I’ve been feeding my baby iron-fortified formula. When is it okay to switch to whole cow’s milk? Research comparing cow’s milk and formula-fed infants during the first year of life has shown that cow’s milk is irritating to the intestines of a tiny infant, causing infants to lose a tiny bit of blood in their stools, contributing to iron deficiency anemia. There is very little iron in cow’s milk anyway, and the iron that is there is poorly absorbed. Concern about iron-deficiency anemia has led the American Academy of Pediatrics, backed by solid research, to discourage the use of cow’s milk in children under one year of age. One of America’s top pediatric hematologists (blood specialist), the late Dr. Frank Oski , Professor and Chairman of the Department of Pediatrics at Johns Hopkin University (and co-author of a book entitled: Don’t Drink Your Milk) advised parents to be cautious and not rush into the use of cow’s milk, even during the second year of life. At present it would seem prudent to continue giving your baby iron-fortified formula during the second year of life and very gradually wean him to dairy products, beginning with yogurt. If your toddler generally has a balanced diet and routine hemoglobin tests show that he is not even close to being anemic, then switch from formula to whole milk sometime during the second year, but don’t be in a hurry.

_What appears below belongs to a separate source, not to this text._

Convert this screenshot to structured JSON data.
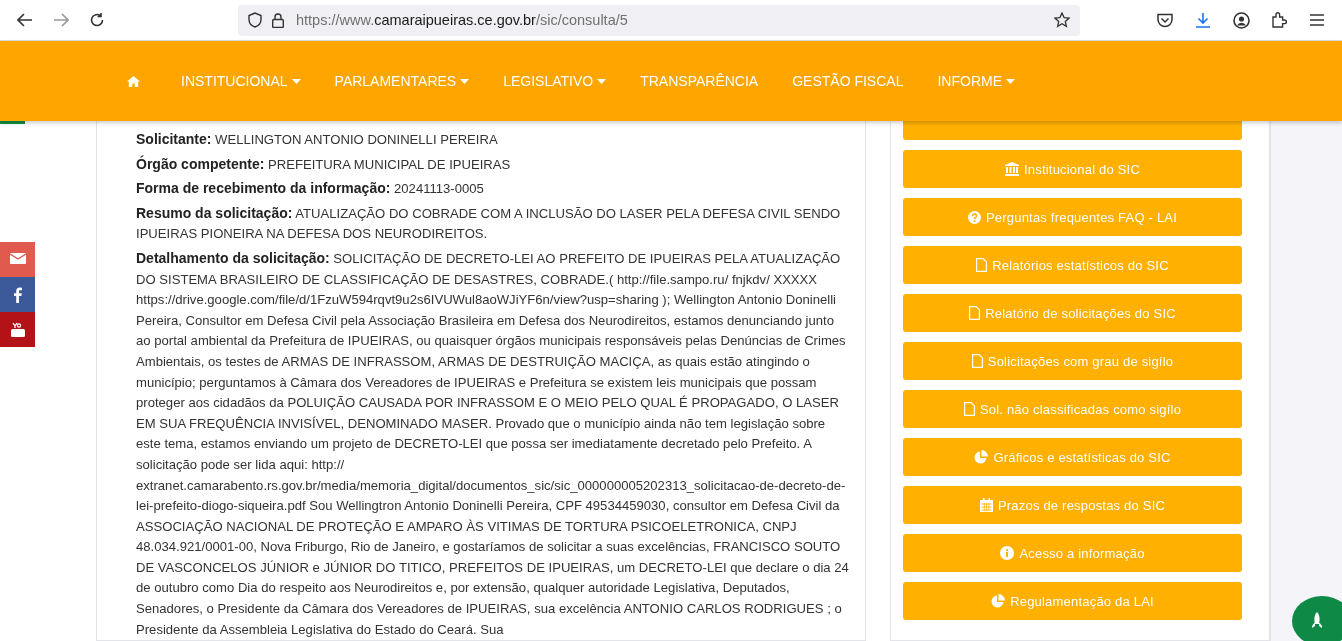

• no cow’s milk before age one
• whole milk until two
• nonfat or low-fat milk after two